When I was in college, I worked at a video game store in one of the largest shopping malls in southern California. There I learned the ins and outs of the retail business: customer service, inventory routines, cash handling, sales, and much more.
However, working in a mall was also a social experience, one that helped shaped my behavior to this day. During my years at the mall, my colleagues and I created social bonds beyond our close-knit band of game-store employees. We often socialized with other mall workers who identified with the plight of often arduous retail work. Be it staff from the food court, music store, or the various retail carts that dotted the mall isles—we were all in it together. We would always chat during our breaks throughout the day while patronizing our respective shops. Few moments felt better than the hearty “let’s go home” farewell chants at the end of long workdays.
As my career progressed, part-time work became full-time work and the mall was replaced by office parks and clusters of downtown government buildings. Wherever I was employed, my network extended well beyond my immediate workplace. It was only natural that I would take this practice with me when I started working in Tokyo.
However, I learned that things are different here. Although I was working in office buildings that contained businesses and shops filled with people to interact with on a regular basis, I observed that conversations of any depth between employees of separate workplaces were rare.
Small talk with those outside of your immediate circles—even with people you see every day—isn’t a common behavior in many of Japan’s dense urban centers. In fact, attempting to engage in small talk can actually be disruptive to the flow of business. Take a grocery or convenience store checkout line, for example. Here, speaking with a clerk about anything beyond point cards and plastic bags may generate a shockwave of confusion that will grind the checkout process to a halt.
That being said, I’ve learned that there are always some people around that are willing to engage in a little more conversation than “Would you like a bag with that?” In every office building that I’ve worked, I’ve managed to meet people who brightened my day whenever I made my daily coffee and snack runs with my colleagues. Some of those connections still exist to this day–well over a decade since they were first formed.

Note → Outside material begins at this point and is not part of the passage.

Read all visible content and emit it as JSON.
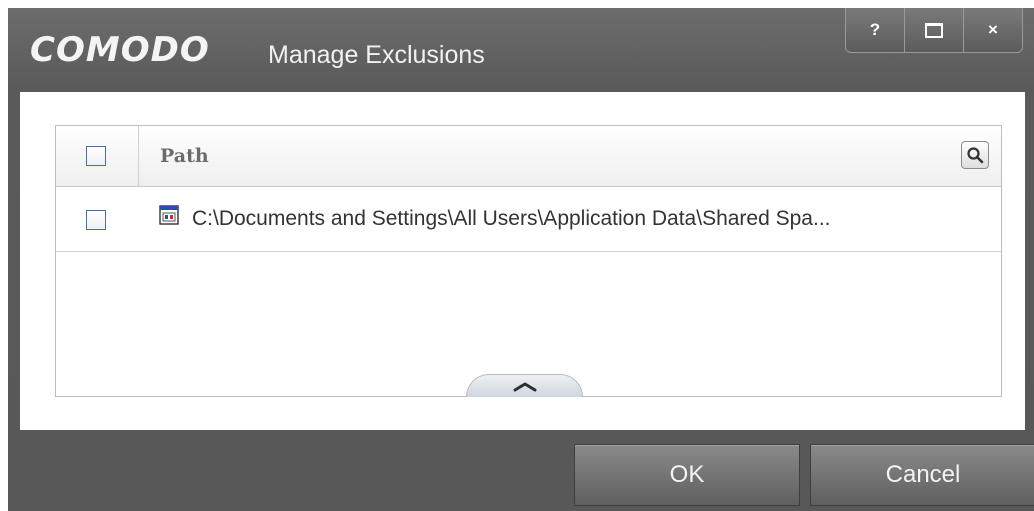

So, if you are planning on working in a place like Tokyo, and you’re coming from a country with a more outgoing culture, know that your social interactions may differ here. That being said, if you’re friendly and polite to those around you, you’ll eventually become part of a community. It just might take longer for that to happen than what you are used to.